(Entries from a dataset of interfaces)
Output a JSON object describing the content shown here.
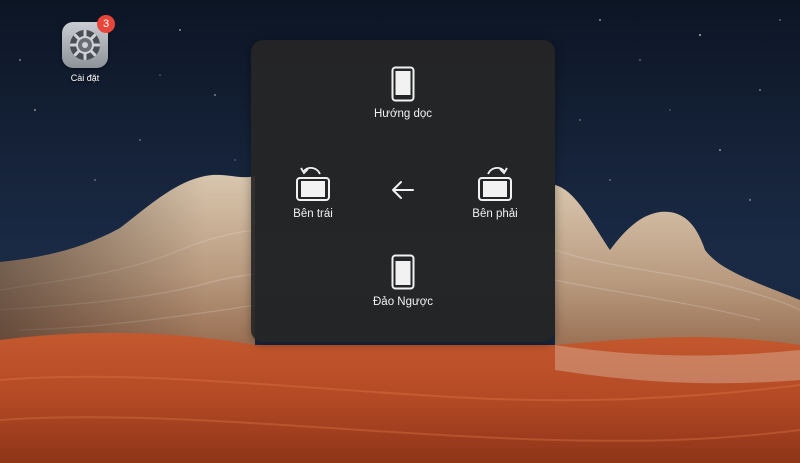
{
  "home": {
    "apps": [
      {
        "label": "Cài đặt",
        "badge": "3",
        "icon": "gear-icon"
      }
    ]
  },
  "rotate_menu": {
    "options": {
      "portrait": {
        "label": "Hướng dọc",
        "icon": "ipad-portrait-icon"
      },
      "left": {
        "label": "Bên trái",
        "icon": "rotate-left-icon"
      },
      "right": {
        "label": "Bên phải",
        "icon": "rotate-right-icon"
      },
      "upside_down": {
        "label": "Đảo Ngược",
        "icon": "ipad-upside-down-icon"
      }
    },
    "back_icon": "back-arrow-icon"
  },
  "colors": {
    "panel": "#262626",
    "badge": "#e8463b",
    "text": "#f2f2f2"
  }
}
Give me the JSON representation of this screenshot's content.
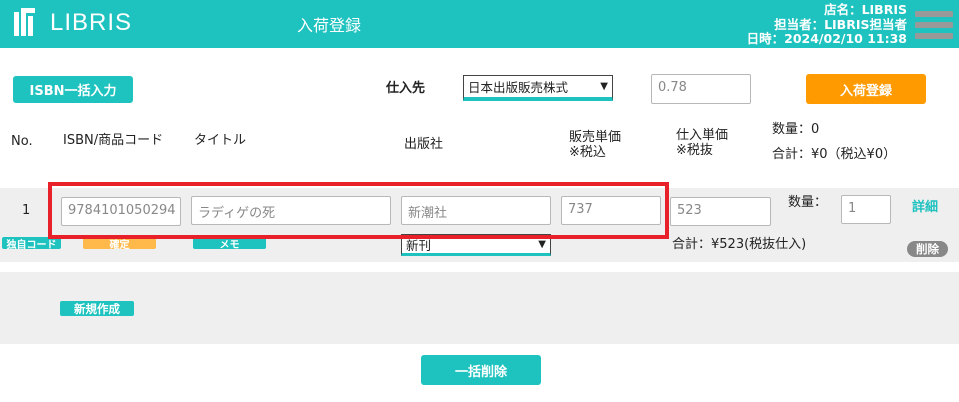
{
  "header": {
    "logo_text": "LIBRIS",
    "title": "入荷登録",
    "store": "店名：LIBRIS",
    "staff": "担当者：LIBRIS担当者",
    "datetime": "日時：2024/02/10 11:38",
    "colors": {
      "accent": "#1ec2bf",
      "orange": "#ff9a00",
      "highlight": "#e8202a"
    }
  },
  "toolbar": {
    "isbn_bulk_label": "ISBN一括入力",
    "supplier_label": "仕入先",
    "supplier_value": "日本出版販売株式",
    "rate_value": "0.78",
    "register_label": "入荷登録"
  },
  "table_header": {
    "no": "No.",
    "isbn": "ISBN/商品コード",
    "title": "タイトル",
    "publisher": "出版社",
    "sell_price_line1": "販売単価",
    "sell_price_line2": "※税込",
    "buy_price_line1": "仕入単価",
    "buy_price_line2": "※税抜",
    "quantity_summary": "数量：0",
    "total_summary": "合計：¥0（税込¥0）"
  },
  "row": {
    "no": "1",
    "isbn": "9784101050294",
    "title": "ラディゲの死",
    "publisher": "新潮社",
    "sell_price": "737",
    "buy_price": "523",
    "quantity_label": "数量：",
    "quantity": "1",
    "detail_link": "詳細",
    "own_code_badge": "独自コード",
    "confirm_badge": "確定",
    "memo_badge": "メモ",
    "condition_value": "新刊",
    "subtotal": "合計：¥523(税抜仕入)",
    "delete_label": "削除"
  },
  "new_section": {
    "create_label": "新規作成"
  },
  "footer": {
    "bulk_delete_label": "一括削除"
  }
}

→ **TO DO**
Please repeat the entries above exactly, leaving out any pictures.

→ **COMPLETED EXERCISE**
Output a JSON object describing the content shown here.
{
  "home": {
    "apps": [
      {
        "label": "Cài đặt",
        "badge": "3",
        "icon": "gear-icon"
      }
    ]
  },
  "rotate_menu": {
    "options": {
      "portrait": {
        "label": "Hướng dọc",
        "icon": "ipad-portrait-icon"
      },
      "left": {
        "label": "Bên trái",
        "icon": "rotate-left-icon"
      },
      "right": {
        "label": "Bên phải",
        "icon": "rotate-right-icon"
      },
      "upside_down": {
        "label": "Đảo Ngược",
        "icon": "ipad-upside-down-icon"
      }
    },
    "back_icon": "back-arrow-icon"
  },
  "colors": {
    "panel": "#262626",
    "badge": "#e8463b",
    "text": "#f2f2f2"
  }
}
Give me the JSON representation of this screenshot's content.
{
  "header": {
    "logo_text": "LIBRIS",
    "title": "入荷登録",
    "store": "店名：LIBRIS",
    "staff": "担当者：LIBRIS担当者",
    "datetime": "日時：2024/02/10 11:38",
    "colors": {
      "accent": "#1ec2bf",
      "orange": "#ff9a00",
      "highlight": "#e8202a"
    }
  },
  "toolbar": {
    "isbn_bulk_label": "ISBN一括入力",
    "supplier_label": "仕入先",
    "supplier_value": "日本出版販売株式",
    "rate_value": "0.78",
    "register_label": "入荷登録"
  },
  "table_header": {
    "no": "No.",
    "isbn": "ISBN/商品コード",
    "title": "タイトル",
    "publisher": "出版社",
    "sell_price_line1": "販売単価",
    "sell_price_line2": "※税込",
    "buy_price_line1": "仕入単価",
    "buy_price_line2": "※税抜",
    "quantity_summary": "数量：0",
    "total_summary": "合計：¥0（税込¥0）"
  },
  "row": {
    "no": "1",
    "isbn": "9784101050294",
    "title": "ラディゲの死",
    "publisher": "新潮社",
    "sell_price": "737",
    "buy_price": "523",
    "quantity_label": "数量：",
    "quantity": "1",
    "detail_link": "詳細",
    "own_code_badge": "独自コード",
    "confirm_badge": "確定",
    "memo_badge": "メモ",
    "condition_value": "新刊",
    "subtotal": "合計：¥523(税抜仕入)",
    "delete_label": "削除"
  },
  "new_section": {
    "create_label": "新規作成"
  },
  "footer": {
    "bulk_delete_label": "一括削除"
  }
}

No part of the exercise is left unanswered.